• [EXERCISE GOAL]: Below are the entries; determine how many of their lines contain the string "Last" and give that figure alone.
====== DATA EXCERPTS
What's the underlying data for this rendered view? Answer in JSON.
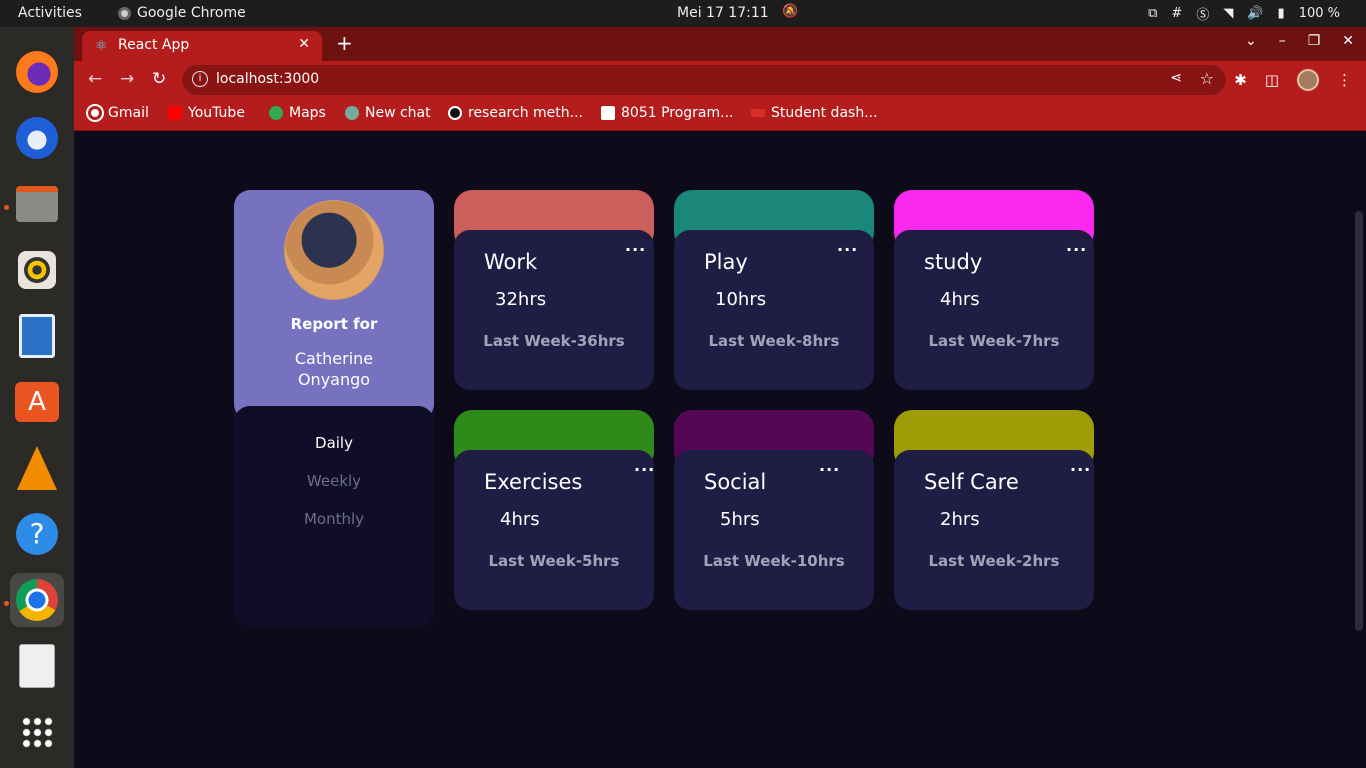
{
  "system": {
    "activities": "Activities",
    "app_name": "Google Chrome",
    "clock": "Mei 17  17:11",
    "battery": "100 %"
  },
  "browser": {
    "tab_title": "React App",
    "url": "localhost:3000",
    "bookmarks": [
      "Gmail",
      "YouTube",
      "Maps",
      "New chat",
      "research meth...",
      "8051 Program...",
      "Student dash..."
    ]
  },
  "profile": {
    "report_for": "Report for",
    "name_line1": "Catherine",
    "name_line2": "Onyango",
    "periods": [
      {
        "label": "Daily",
        "active": true
      },
      {
        "label": "Weekly",
        "active": false
      },
      {
        "label": "Monthly",
        "active": false
      }
    ]
  },
  "cards": [
    {
      "title": "Work",
      "hours": "32hrs",
      "last": "Last Week-36hrs",
      "color": "#cc5e5c"
    },
    {
      "title": "Play",
      "hours": "10hrs",
      "last": "Last Week-8hrs",
      "color": "#1a8778"
    },
    {
      "title": "study",
      "hours": "4hrs",
      "last": "Last Week-7hrs",
      "color": "#fb28f0"
    },
    {
      "title": "Exercises",
      "hours": "4hrs",
      "last": "Last Week-5hrs",
      "color": "#2e8b1a"
    },
    {
      "title": "Social",
      "hours": "5hrs",
      "last": "Last Week-10hrs",
      "color": "#540854"
    },
    {
      "title": "Self Care",
      "hours": "2hrs",
      "last": "Last Week-2hrs",
      "color": "#9e9d08"
    }
  ],
  "more_symbol": "···",
  "dock_apps": [
    "firefox-icon",
    "thunderbird-icon",
    "files-icon",
    "rhythmbox-icon",
    "writer-icon",
    "software-center-icon",
    "vlc-icon",
    "help-icon",
    "chrome-icon",
    "document-viewer-icon",
    "app-grid-icon"
  ]
}
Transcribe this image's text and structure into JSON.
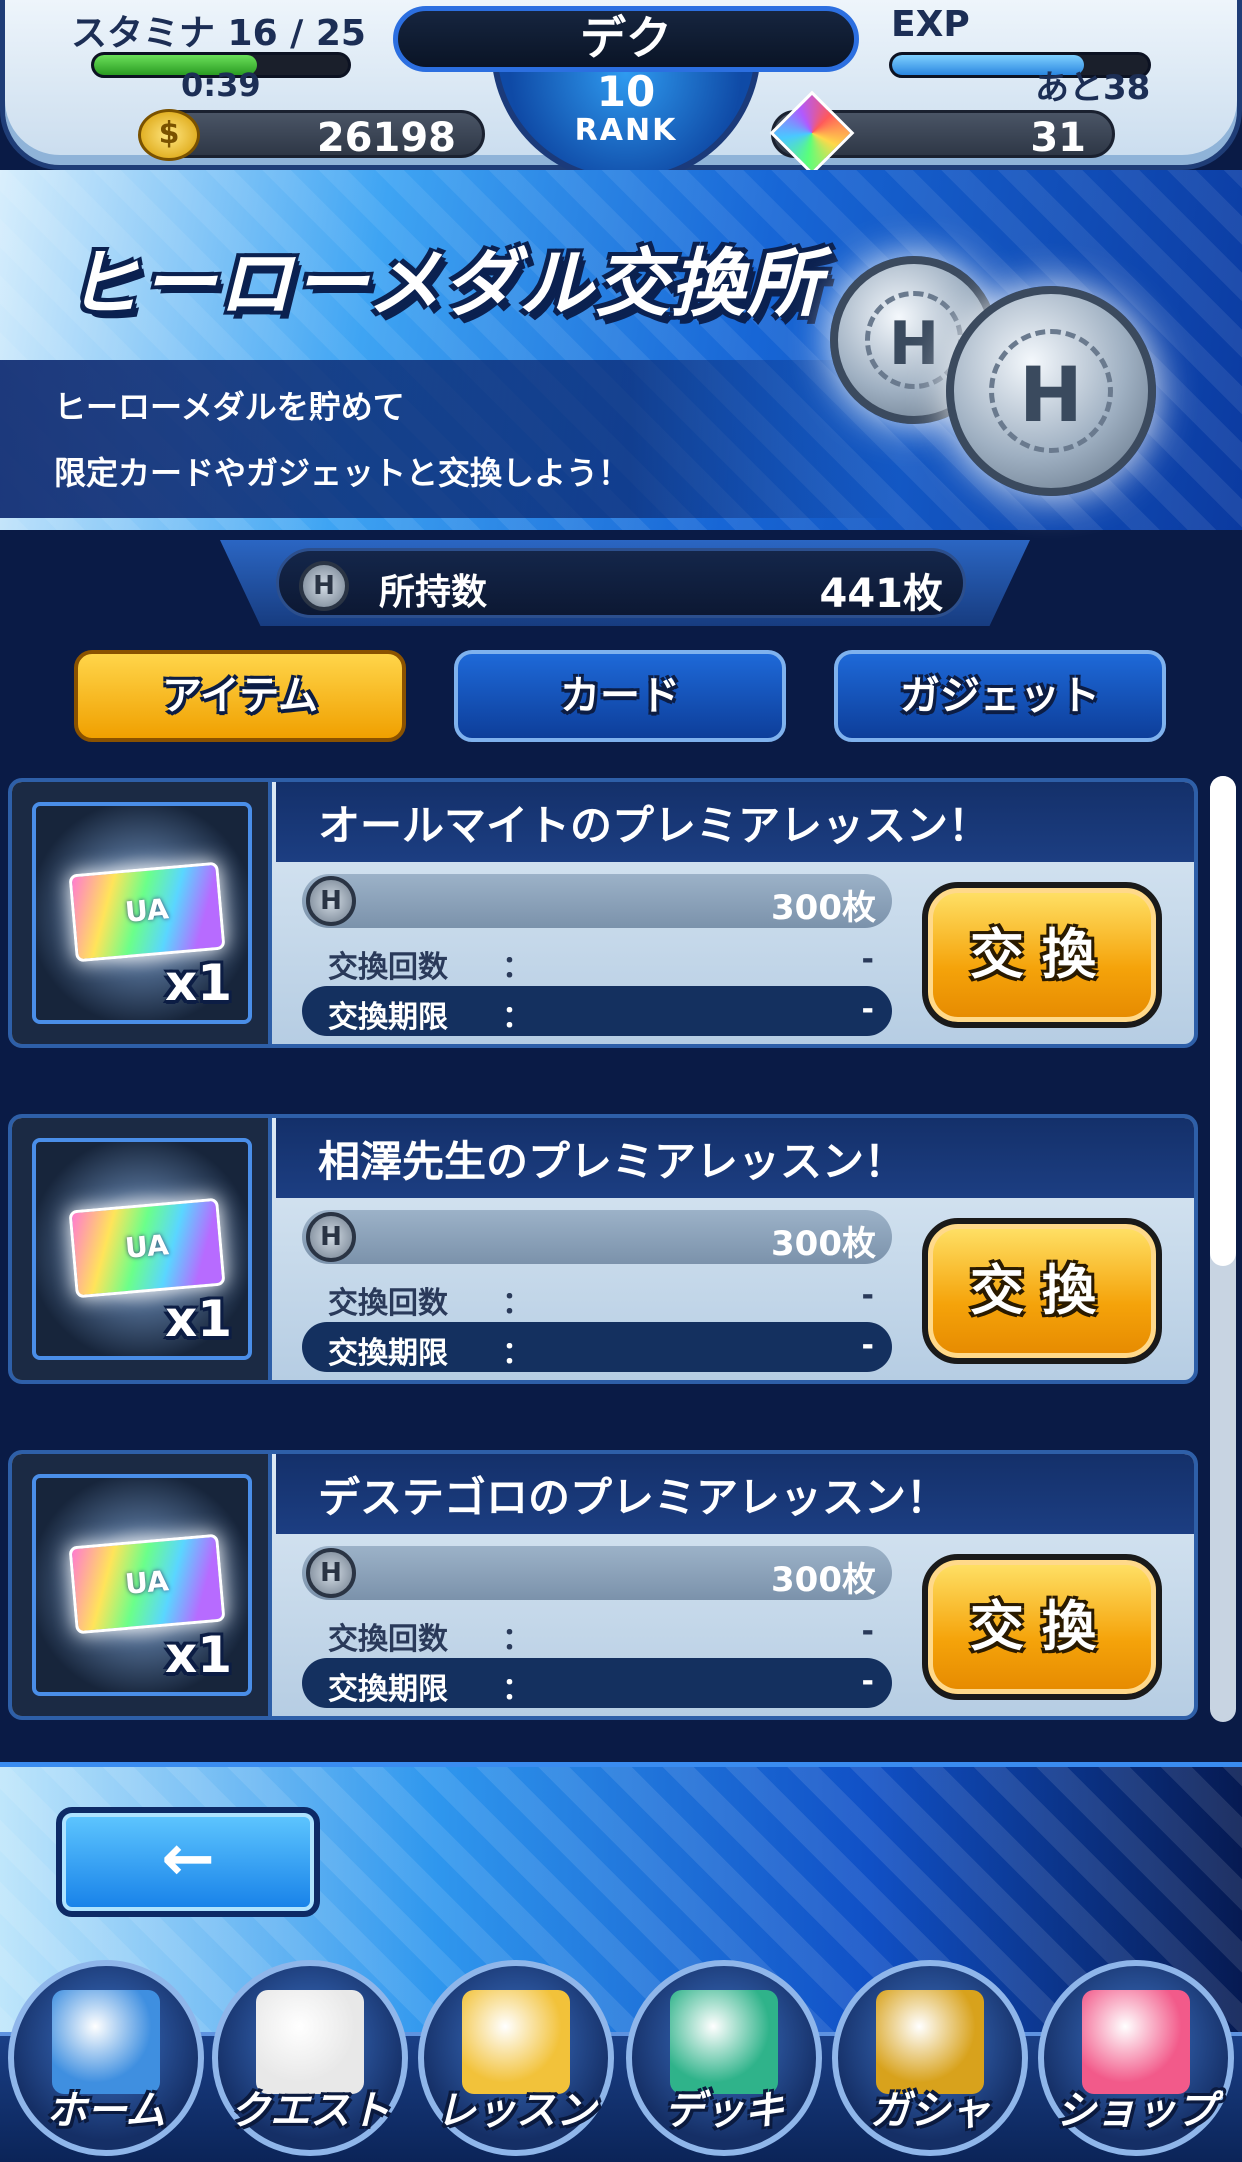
{
  "header": {
    "stamina_label": "スタミナ 16 / 25",
    "stamina_fill_fraction": 0.64,
    "stamina_timer": "0:39",
    "player_name": "デク",
    "rank_number": "10",
    "rank_label": "RANK",
    "exp_label": "EXP",
    "exp_fill_fraction": 0.75,
    "exp_remaining": "あと38",
    "coins": "26198",
    "gems": "31",
    "coin_icon": "gold-coin-icon",
    "gem_icon": "rainbow-gem-icon"
  },
  "banner": {
    "title": "ヒーローメダル交換所",
    "line1": "ヒーローメダルを貯めて",
    "line2": "限定カードやガジェットと交換しよう！",
    "medal_letter": "H"
  },
  "medal_holding": {
    "icon_letter": "H",
    "label": "所持数",
    "count": "441枚"
  },
  "tabs": [
    {
      "label": "アイテム",
      "active": true
    },
    {
      "label": "カード",
      "active": false
    },
    {
      "label": "ガジェット",
      "active": false
    }
  ],
  "items": [
    {
      "title": "オールマイトのプレミアレッスン！",
      "icon_letter": "H",
      "price": "300枚",
      "count_label": "交換回数",
      "count_colon": "：",
      "count_value": "-",
      "limit_label": "交換期限",
      "limit_colon": "：",
      "limit_value": "-",
      "quantity": "x1",
      "ticket_mark": "UA",
      "button_label": "交換"
    },
    {
      "title": "相澤先生のプレミアレッスン！",
      "icon_letter": "H",
      "price": "300枚",
      "count_label": "交換回数",
      "count_colon": "：",
      "count_value": "-",
      "limit_label": "交換期限",
      "limit_colon": "：",
      "limit_value": "-",
      "quantity": "x1",
      "ticket_mark": "UA",
      "button_label": "交換"
    },
    {
      "title": "デステゴロのプレミアレッスン！",
      "icon_letter": "H",
      "price": "300枚",
      "count_label": "交換回数",
      "count_colon": "：",
      "count_value": "-",
      "limit_label": "交換期限",
      "limit_colon": "：",
      "limit_value": "-",
      "quantity": "x1",
      "ticket_mark": "UA",
      "button_label": "交換"
    }
  ],
  "back_button": {
    "glyph": "←"
  },
  "nav": [
    {
      "label": "ホーム",
      "icon": "home-buildings-icon",
      "color": "#3f8fe0"
    },
    {
      "label": "クエスト",
      "icon": "quest-fist-icon",
      "color": "#e8e8e8"
    },
    {
      "label": "レッスン",
      "icon": "lesson-clipboard-icon",
      "color": "#f2c23a"
    },
    {
      "label": "デッキ",
      "icon": "deck-cards-icon",
      "color": "#2fb38a"
    },
    {
      "label": "ガシャ",
      "icon": "gacha-briefcase-icon",
      "color": "#d8a21c"
    },
    {
      "label": "ショップ",
      "icon": "shop-gem-icon",
      "color": "#f25a8a"
    }
  ],
  "colors": {
    "accent_blue": "#1766d6",
    "tab_active": "#f0a000",
    "stamina_bar": "#3fbf3a",
    "exp_bar": "#3aa0f0"
  }
}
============
• [PROBLEM SOLUTION]: 6